However, the evidence and the proof is really bad, and because it gets compared to other poor evidence, few people realize the fallacy.
The entire religion is based on non sequitur arguments. It doesn't follow.
- If ghosts existed, it wouldn't follow that there's a God
- If zombies existed, --//--
- If JESUS existed, --//--
- if Jesus did actually perform miracles, --//--; since for all we know he could have been a false prophet, a demon, a witch or some extraterestrial, among many other possibilities which are just as likely
- if the world was flooded entirely from outer-space water, it wouldn't prove that there was a Christian God (how many other gods deal with nature?)
- healings and small time "miracles" don't mean that there's a Christian God
Similarly, apologists often make appeals to "suspicious complexity" or "intelligent design" or to the "who made the Universe" idea.
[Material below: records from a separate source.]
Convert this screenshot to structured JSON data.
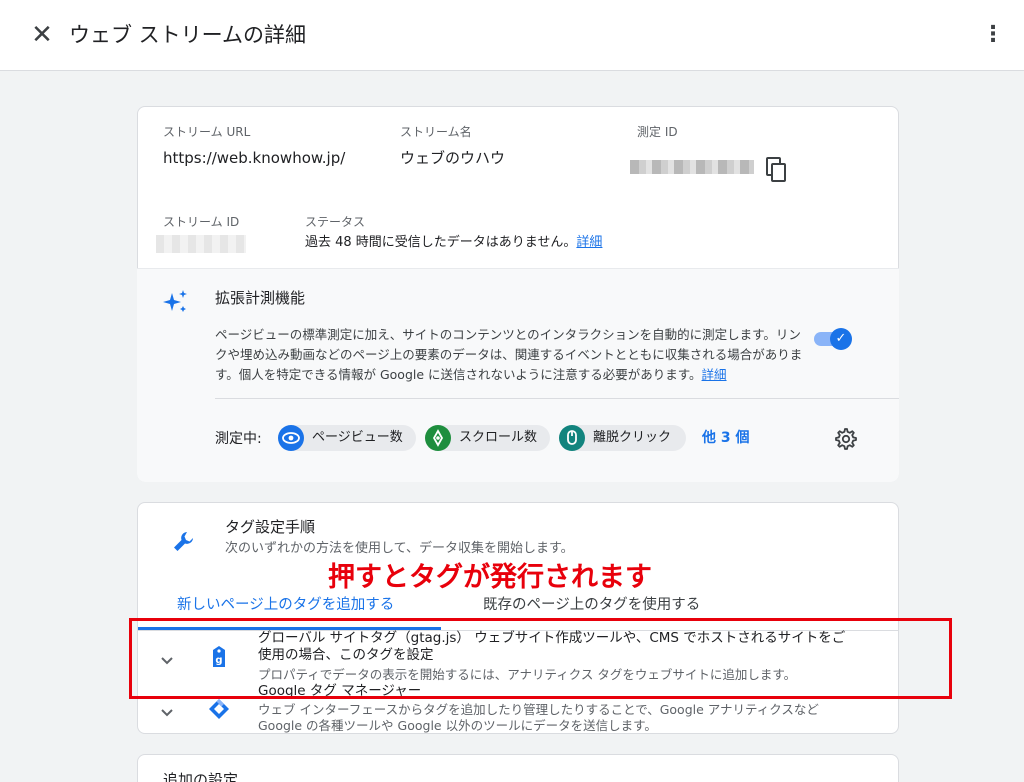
{
  "header": {
    "title": "ウェブ ストリームの詳細"
  },
  "stream": {
    "url_label": "ストリーム URL",
    "url_value": "https://web.knowhow.jp/",
    "name_label": "ストリーム名",
    "name_value": "ウェブのウハウ",
    "measurement_id_label": "測定 ID",
    "stream_id_label": "ストリーム ID",
    "status_label": "ステータス",
    "status_value": "過去 48 時間に受信したデータはありません。",
    "status_link": "詳細"
  },
  "enhanced": {
    "title": "拡張計測機能",
    "description": "ページビューの標準測定に加え、サイトのコンテンツとのインタラクションを自動的に測定します。リンクや埋め込み動画などのページ上の要素のデータは、関連するイベントとともに収集される場合があります。個人を特定できる情報が Google に送信されないように注意する必要があります。",
    "description_link": "詳細",
    "enabled": true,
    "measuring_label": "測定中:",
    "chips": [
      {
        "label": "ページビュー数",
        "icon": "eye-icon",
        "color": "#1a73e8"
      },
      {
        "label": "スクロール数",
        "icon": "scroll-icon",
        "color": "#1e8e3e"
      },
      {
        "label": "離脱クリック",
        "icon": "mouse-icon",
        "color": "#12847e"
      }
    ],
    "more_link": "他 3 個"
  },
  "tagging": {
    "title": "タグ設定手順",
    "subtitle": "次のいずれかの方法を使用して、データ収集を開始します。",
    "tabs": [
      {
        "label": "新しいページ上のタグを追加する",
        "active": true
      },
      {
        "label": "既存のページ上のタグを使用する",
        "active": false
      }
    ],
    "options": [
      {
        "title": "グローバル サイトタグ（gtag.js） ウェブサイト作成ツールや、CMS でホストされるサイトをご使用の場合、このタグを設定",
        "description": "プロパティでデータの表示を開始するには、アナリティクス タグをウェブサイトに追加します。",
        "icon": "gtag-icon"
      },
      {
        "title": "Google タグ マネージャー",
        "description": "ウェブ インターフェースからタグを追加したり管理したりすることで、Google アナリティクスなど Google の各種ツールや Google 以外のツールにデータを送信します。",
        "icon": "tag-manager-icon"
      }
    ]
  },
  "additional": {
    "title": "追加の設定"
  },
  "annotation": {
    "text": "押すとタグが発行されます",
    "color": "#e8000b"
  },
  "colors": {
    "accent": "#1a73e8",
    "background": "#f1f3f4"
  }
}
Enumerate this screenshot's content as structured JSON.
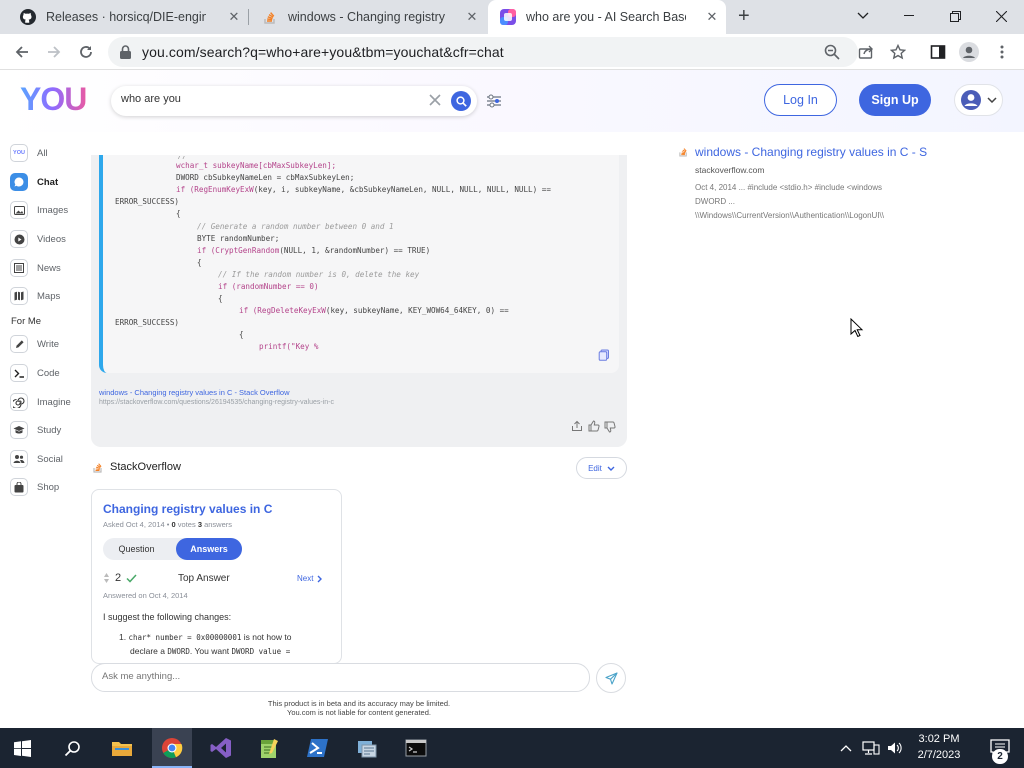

NONE of those are evidence for their own gods; even if they do prove these theories to be valid (such as having evidence that life is indeed engineered by some sophisticated intellect or that the entire Universe seems to be similarly designed, produced), (which they haven't so far) it only proves some type of Deism; not their personal theism; which is where they start making really idiotic non sequitur arguments by trying to create a story-line or a linage from that deism to a certain type of Christianity or whatever other religion (Jews and Muslims do it too).
The possibilities are very many and very improbable. Believers simply pick the ones they like and link them with feelings and intuitions and traditional certitude.
If you want such a theist to stop trying so stupidly to bring evidence, try this:
If your God exists, he made me, he knows what I'm thinking, he knows very well what is the evidence I need to believe. And if there's no evidence to be found, he either doesn't exist, which is more likely, or he's a unjust asshole who blames his own faulty creations instead of taking responsibility.
That should make the discussion more interesting.